By Alexandria Hilliard, Staff Writer
@alxhilliard

./PHOTO VIA Flickr user Women's eNews

Incidents of sexual assault on college campuses are seemingly in the news every week. It’s time we started doing something about it./PHOTO VIA Flickr user Women’s eNews

When was the last time you heard or read about sexual assault on colleges campuses? I bet it’s sometime in the last 48 hours. Over the past few months, the topic of on-campus sexual assault has left the U.S. in bedlam.

With sexual assault awareness campaigns backed by the Obama administration, it looked as if there was actually some progress being made in combating the issue. In all actuality there has been very little improvement.

According to a survey conducted by The Huffington Post, not even one-third of students found guilty of sexual assault on college campuses are actually expelled. Some aren’t even suspended. Most offenders are simply forced to attend short-lived courses on morality and then are then released back onto campus, going about their lives like nothing happened while their victims are forced to live with a constant reminder of their trauma.
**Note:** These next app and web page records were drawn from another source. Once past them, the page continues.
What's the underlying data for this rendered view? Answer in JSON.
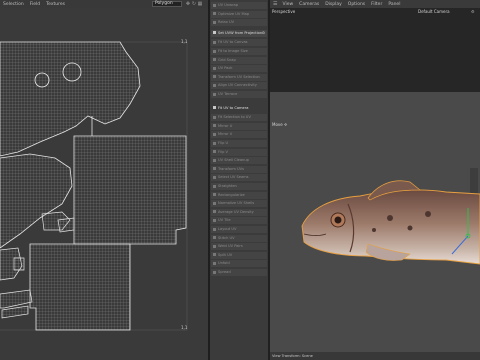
{
  "uv_editor": {
    "menu": [
      "Selection",
      "Field",
      "Textures"
    ],
    "mode_select": "Polygon",
    "toolbar_icons": [
      "move-icon",
      "rotate-icon",
      "grid-icon",
      "settings-icon",
      "close-icon"
    ],
    "coords": {
      "top": "1,1",
      "bottom": "1,1"
    }
  },
  "commands": [
    {
      "label": "UV Unwrap",
      "bright": false
    },
    {
      "label": "Optimize UV Map",
      "bright": false
    },
    {
      "label": "Relax UV",
      "bright": false
    },
    {
      "label": "Set UVW from Projection",
      "bright": true,
      "gear": true
    },
    {
      "label": "Fit UV to Canvas",
      "bright": false
    },
    {
      "label": "Fit to Image Size",
      "bright": false
    },
    {
      "label": "Grid Snap",
      "bright": false
    },
    {
      "label": "UV Pack",
      "bright": false
    },
    {
      "label": "Transform UV Selection",
      "bright": false
    },
    {
      "label": "Align UV Connectivity",
      "bright": false
    },
    {
      "label": "UV Terrace",
      "bright": false
    },
    {
      "label": "Fit UV to Camera",
      "bright": true,
      "header": true
    },
    {
      "label": "Fit Selection to UV",
      "bright": false
    },
    {
      "label": "Mirror U",
      "bright": false
    },
    {
      "label": "Mirror V",
      "bright": false
    },
    {
      "label": "Flip U",
      "bright": false
    },
    {
      "label": "Flip V",
      "bright": false
    },
    {
      "label": "UV Shell Cleanup",
      "bright": false
    },
    {
      "label": "Transform UVs",
      "bright": false
    },
    {
      "label": "Select UV Seams",
      "bright": false
    },
    {
      "label": "Straighten",
      "bright": false
    },
    {
      "label": "Rectangularize",
      "bright": false
    },
    {
      "label": "Normalize UV Shells",
      "bright": false
    },
    {
      "label": "Average UV Density",
      "bright": false
    },
    {
      "label": "UV Tile",
      "bright": false
    },
    {
      "label": "Layout UV",
      "bright": false
    },
    {
      "label": "Stitch UV",
      "bright": false
    },
    {
      "label": "Weld UV Pairs",
      "bright": false
    },
    {
      "label": "Split UV",
      "bright": false
    },
    {
      "label": "Unfold",
      "bright": false
    },
    {
      "label": "Spread",
      "bright": false
    }
  ],
  "viewport": {
    "menu": [
      "View",
      "Cameras",
      "Display",
      "Options",
      "Filter",
      "Panel"
    ],
    "label": "Perspective",
    "camera": "Default Camera",
    "move_label": "Move",
    "status": "View Transform: Scene"
  },
  "colors": {
    "accent_green": "#2fbf4f",
    "accent_blue": "#3a6ed8",
    "mesh_orange": "#e8a040"
  }
}
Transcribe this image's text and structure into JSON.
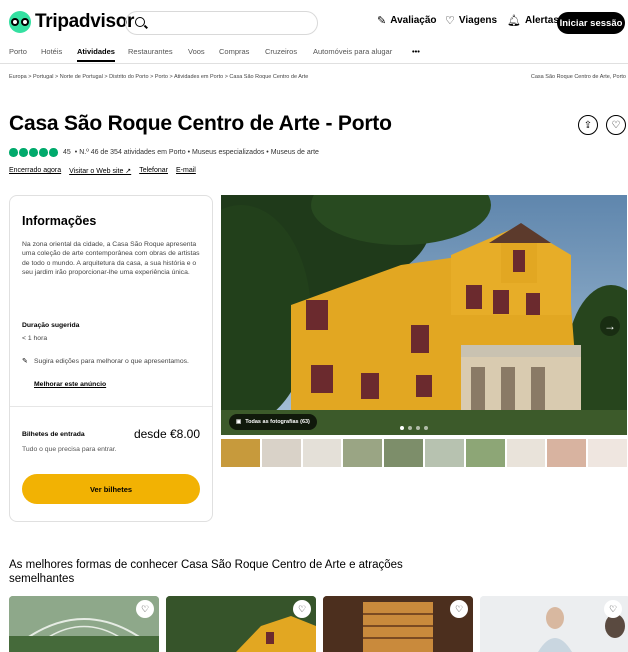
{
  "header": {
    "logo_text": "Tripadvisor",
    "search_placeholder": "",
    "links": [
      {
        "label": "Avaliação",
        "icon": "pencil-icon"
      },
      {
        "label": "Viagens",
        "icon": "heart-icon"
      },
      {
        "label": "Alertas",
        "icon": "bell-icon"
      }
    ],
    "signin_label": "Iniciar sessão"
  },
  "nav": {
    "items": [
      "Porto",
      "Hotéis",
      "Atividades",
      "Restaurantes",
      "Voos",
      "Compras",
      "Cruzeiros",
      "Automóveis para alugar",
      "•••"
    ],
    "active": "Atividades"
  },
  "breadcrumb": {
    "path": "Europa > Portugal > Norte de Portugal > Distrito do Porto > Porto > Atividades em Porto > Casa São Roque Centro de Arte",
    "right": "Casa São Roque Centro de Arte, Porto"
  },
  "attraction": {
    "title": "Casa São Roque Centro de Arte - Porto",
    "review_count": "45",
    "rank_text": "• N.º 46 de 354 atividades em Porto • Museus especializados • Museus de arte",
    "rating_bubbles": 5,
    "status": "Encerrado agora",
    "website": "Visitar o Web site ↗",
    "phone": "Telefonar",
    "email": "E-mail"
  },
  "info_card": {
    "heading": "Informações",
    "description": "Na zona oriental da cidade, a Casa São Roque apresenta uma coleção de arte contemporânea com obras de artistas de todo o mundo. A arquitetura da casa, a sua história e o seu jardim irão proporcionar-lhe uma experiência única.",
    "duration_label": "Duração sugerida",
    "duration_value": "< 1 hora",
    "suggest_text": "Sugira edições para melhorar o que apresentamos.",
    "improve_link": "Melhorar este anúncio",
    "tickets_label": "Bilhetes de entrada",
    "tickets_price": "desde €8.00",
    "tickets_sub": "Tudo o que precisa para entrar.",
    "tickets_button": "Ver bilhetes"
  },
  "gallery": {
    "all_photos_label": "Todas as fotografias (63)",
    "dots": 4,
    "active_dot": 0
  },
  "section": {
    "title": "As melhores formas de conhecer Casa São Roque Centro de Arte e atrações semelhantes"
  },
  "colors": {
    "brand_green": "#34e0a1",
    "rating_green": "#00aa6c",
    "ticket_button": "#f2b203",
    "signin_bg": "#000000"
  }
}
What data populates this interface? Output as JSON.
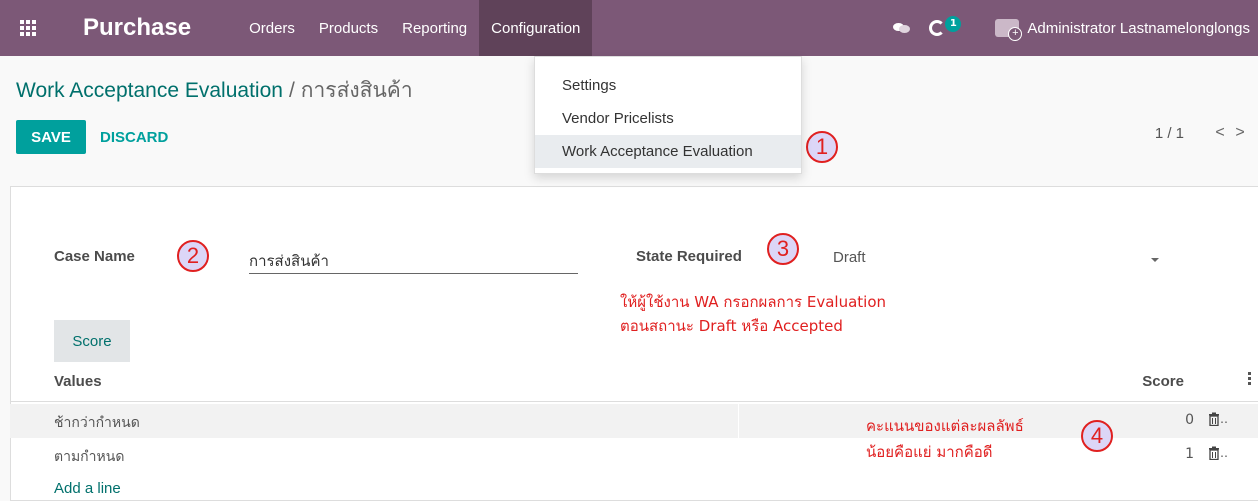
{
  "navbar": {
    "app_name": "Purchase",
    "menu": [
      "Orders",
      "Products",
      "Reporting",
      "Configuration"
    ],
    "activity_count": "1",
    "user_name": "Administrator Lastnamelonglongs"
  },
  "breadcrumb": {
    "parent": "Work Acceptance Evaluation",
    "separator": "/",
    "current": "การส่งสินค้า"
  },
  "actions": {
    "save": "SAVE",
    "discard": "DISCARD"
  },
  "pager": {
    "value": "1 / 1",
    "prev": "<",
    "next": ">"
  },
  "dropdown": {
    "items": [
      "Settings",
      "Vendor Pricelists",
      "Work Acceptance Evaluation"
    ],
    "active_index": 2
  },
  "form": {
    "case_name_label": "Case Name",
    "case_name_value": "การส่งสินค้า",
    "state_label": "State Required",
    "state_value": "Draft"
  },
  "annotations": {
    "markers": [
      "1",
      "2",
      "3",
      "4"
    ],
    "state_note": [
      "ให้ผู้ใช้งาน WA กรอกผลการ Evaluation",
      "ตอนสถานะ Draft หรือ Accepted"
    ],
    "score_note": [
      "คะแนนของแต่ละผลลัพธ์",
      "น้อยคือแย่ มากคือดี"
    ]
  },
  "tab": {
    "label": "Score"
  },
  "table": {
    "columns": [
      "Values",
      "Score"
    ],
    "rows": [
      {
        "value": "ช้ากว่ากำหนด",
        "score": "0"
      },
      {
        "value": "ตามกำหนด",
        "score": "1"
      }
    ],
    "add_line": "Add a line"
  },
  "colors": {
    "navbar": "#7c5877",
    "accent": "#00a09d",
    "link": "#00706c",
    "annotation": "#e02020"
  }
}
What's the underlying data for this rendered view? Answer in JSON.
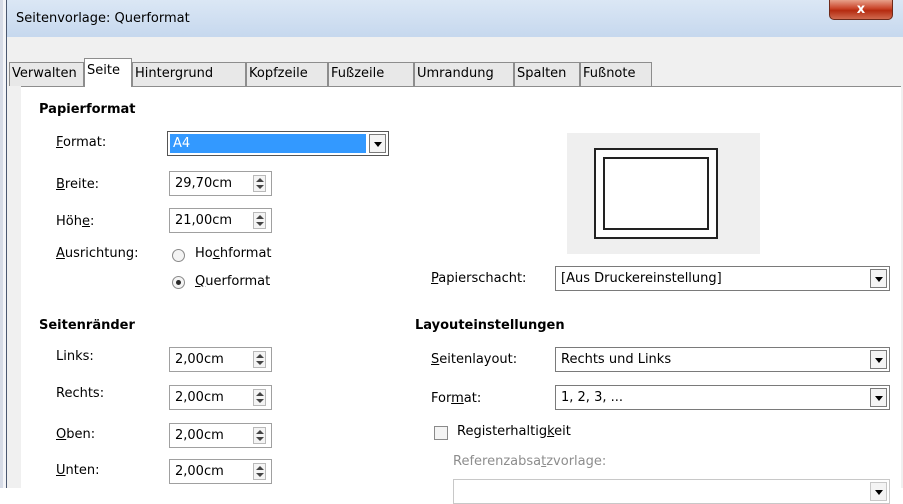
{
  "window": {
    "title": "Seitenvorlage: Querformat",
    "close_label": "x"
  },
  "tabs": [
    {
      "label": "Verwalten",
      "active": false
    },
    {
      "label": "Seite",
      "active": true
    },
    {
      "label": "Hintergrund",
      "active": false
    },
    {
      "label": "Kopfzeile",
      "active": false
    },
    {
      "label": "Fußzeile",
      "active": false
    },
    {
      "label": "Umrandung",
      "active": false
    },
    {
      "label": "Spalten",
      "active": false
    },
    {
      "label": "Fußnote",
      "active": false
    }
  ],
  "paper": {
    "heading": "Papierformat",
    "format_label": "Format:",
    "format_value": "A4",
    "width_label": "Breite:",
    "width_value": "29,70cm",
    "height_label": "Höhe:",
    "height_value": "21,00cm",
    "orientation_label": "Ausrichtung:",
    "portrait_label": "Hochformat",
    "landscape_label": "Querformat",
    "orientation_selected": "Querformat",
    "tray_label": "Papierschacht:",
    "tray_value": "[Aus Druckereinstellung]"
  },
  "margins": {
    "heading": "Seitenränder",
    "left_label": "Links:",
    "left_value": "2,00cm",
    "right_label": "Rechts:",
    "right_value": "2,00cm",
    "top_label": "Oben:",
    "top_value": "2,00cm",
    "bottom_label": "Unten:",
    "bottom_value": "2,00cm"
  },
  "layout": {
    "heading": "Layouteinstellungen",
    "page_layout_label": "Seitenlayout:",
    "page_layout_value": "Rechts und Links",
    "format_label": "Format:",
    "format_value": "1, 2, 3, ...",
    "register_label": "Registerhaltigkeit",
    "register_checked": false,
    "reference_label": "Referenzabsatzvorlage:",
    "reference_value": ""
  },
  "colors": {
    "selection": "#3399ff",
    "disabled_text": "#8d8d8d"
  }
}
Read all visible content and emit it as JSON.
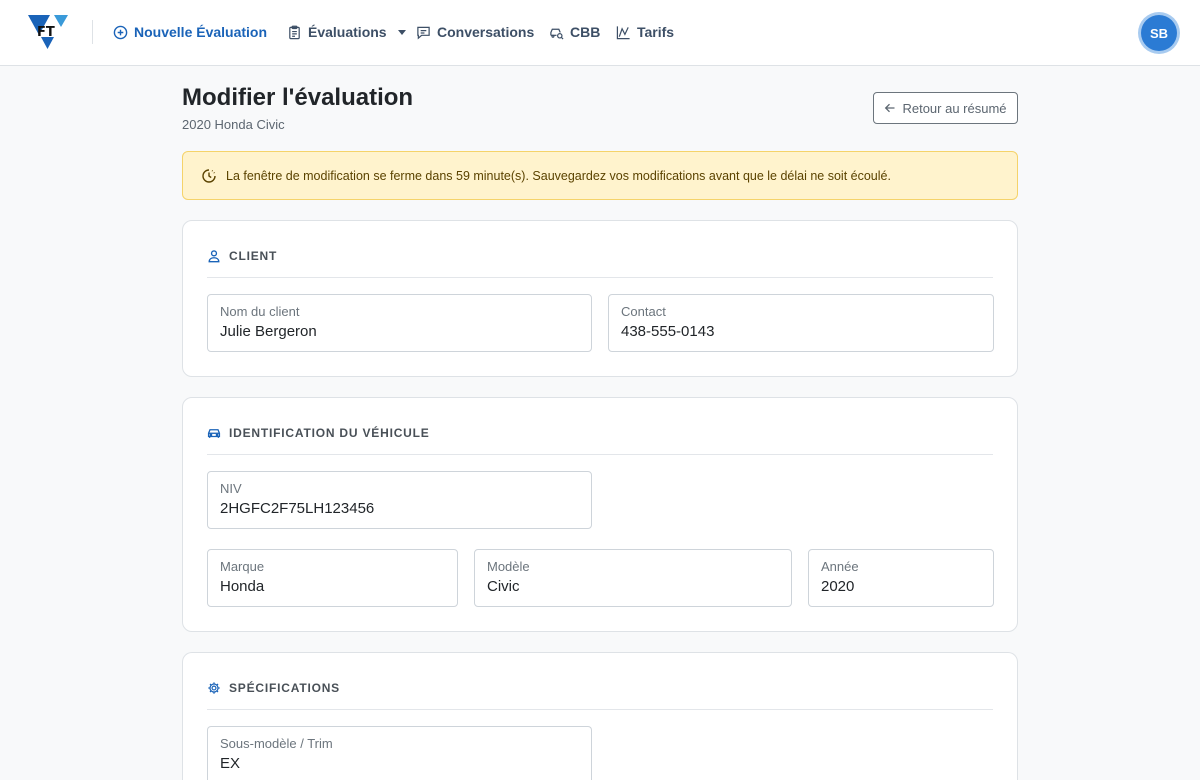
{
  "nav": {
    "logo_text": "FT",
    "new_evaluation": "Nouvelle Évaluation",
    "evaluations": "Évaluations",
    "conversations": "Conversations",
    "cbb": "CBB",
    "tarifs": "Tarifs",
    "avatar_initials": "SB"
  },
  "page": {
    "title": "Modifier l'évaluation",
    "subtitle": "2020 Honda Civic",
    "back_label": "Retour au résumé"
  },
  "alert": {
    "message": "La fenêtre de modification se ferme dans 59 minute(s). Sauvegardez vos modifications avant que le délai ne soit écoulé."
  },
  "client": {
    "title": "CLIENT",
    "name_label": "Nom du client",
    "name_value": "Julie Bergeron",
    "contact_label": "Contact",
    "contact_value": "438-555-0143"
  },
  "vehicle": {
    "title": "IDENTIFICATION DU VÉHICULE",
    "vin_label": "NIV",
    "vin_value": "2HGFC2F75LH123456",
    "make_label": "Marque",
    "make_value": "Honda",
    "model_label": "Modèle",
    "model_value": "Civic",
    "year_label": "Année",
    "year_value": "2020"
  },
  "specs": {
    "title": "SPÉCIFICATIONS",
    "trim_label": "Sous-modèle / Trim",
    "trim_value": "EX"
  },
  "colors": {
    "brand_blue": "#1a63b8",
    "logo_cyan": "#3a9ad9",
    "alert_bg": "#fff3cd",
    "alert_border": "#f5d36a",
    "avatar_bg": "#2b7bd4"
  },
  "icons": {
    "new_evaluation": "plus-circle-icon",
    "evaluations": "clipboard-icon",
    "conversations": "chat-icon",
    "cbb": "car-search-icon",
    "tarifs": "chart-icon",
    "back": "arrow-left-icon",
    "alert": "clock-icon",
    "client": "person-icon",
    "vehicle": "car-icon",
    "specs": "gear-icon"
  }
}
Rape was a common subject among my high school friends; under many instances, people around me were assaulted. We’d all heard about the dangers of sexual abuse on college campuses, but I never thought that I would actually be affected by it.

My BU orientation session included a demonstration of how to prevent and handle sexual abuse situations. I left orientation feeling relieved because I was finally going to be at a school where both the administration and the students took sexual assault seriously.

I was wrong.

During the first three weeks of college, I heard about three different girls who were sexually assaulted. That warm feeling of security was suddenly stripped. How could you possibly still sexually assault someone even after being educated about it?

Questions like this have been circulating around the nation after numerous instances of on-campus sexual abuse made rounds in the news. Stories from people like Emma Sulkowicz, the Columbia student who was raped in her own dorm room, have begun to lead the public to question whether or not the efforts to solve the sexual assault problem have been effective at all.

As a young woman living on campus and having to bear witness to these instances on a seemingly weekly basis, I urge you all to take a step back and look at what you’re doing. We need to realize that just because we as a nation are spending money on education and prevention, doesn’t mean that we’re actually changing behaviors.

Change isn’t going to happen in the White House or in a board room; its going to happen right there on your very own campus. On-campus sexual assault rates are higher than ever and I think it’s about time we start doing something about it.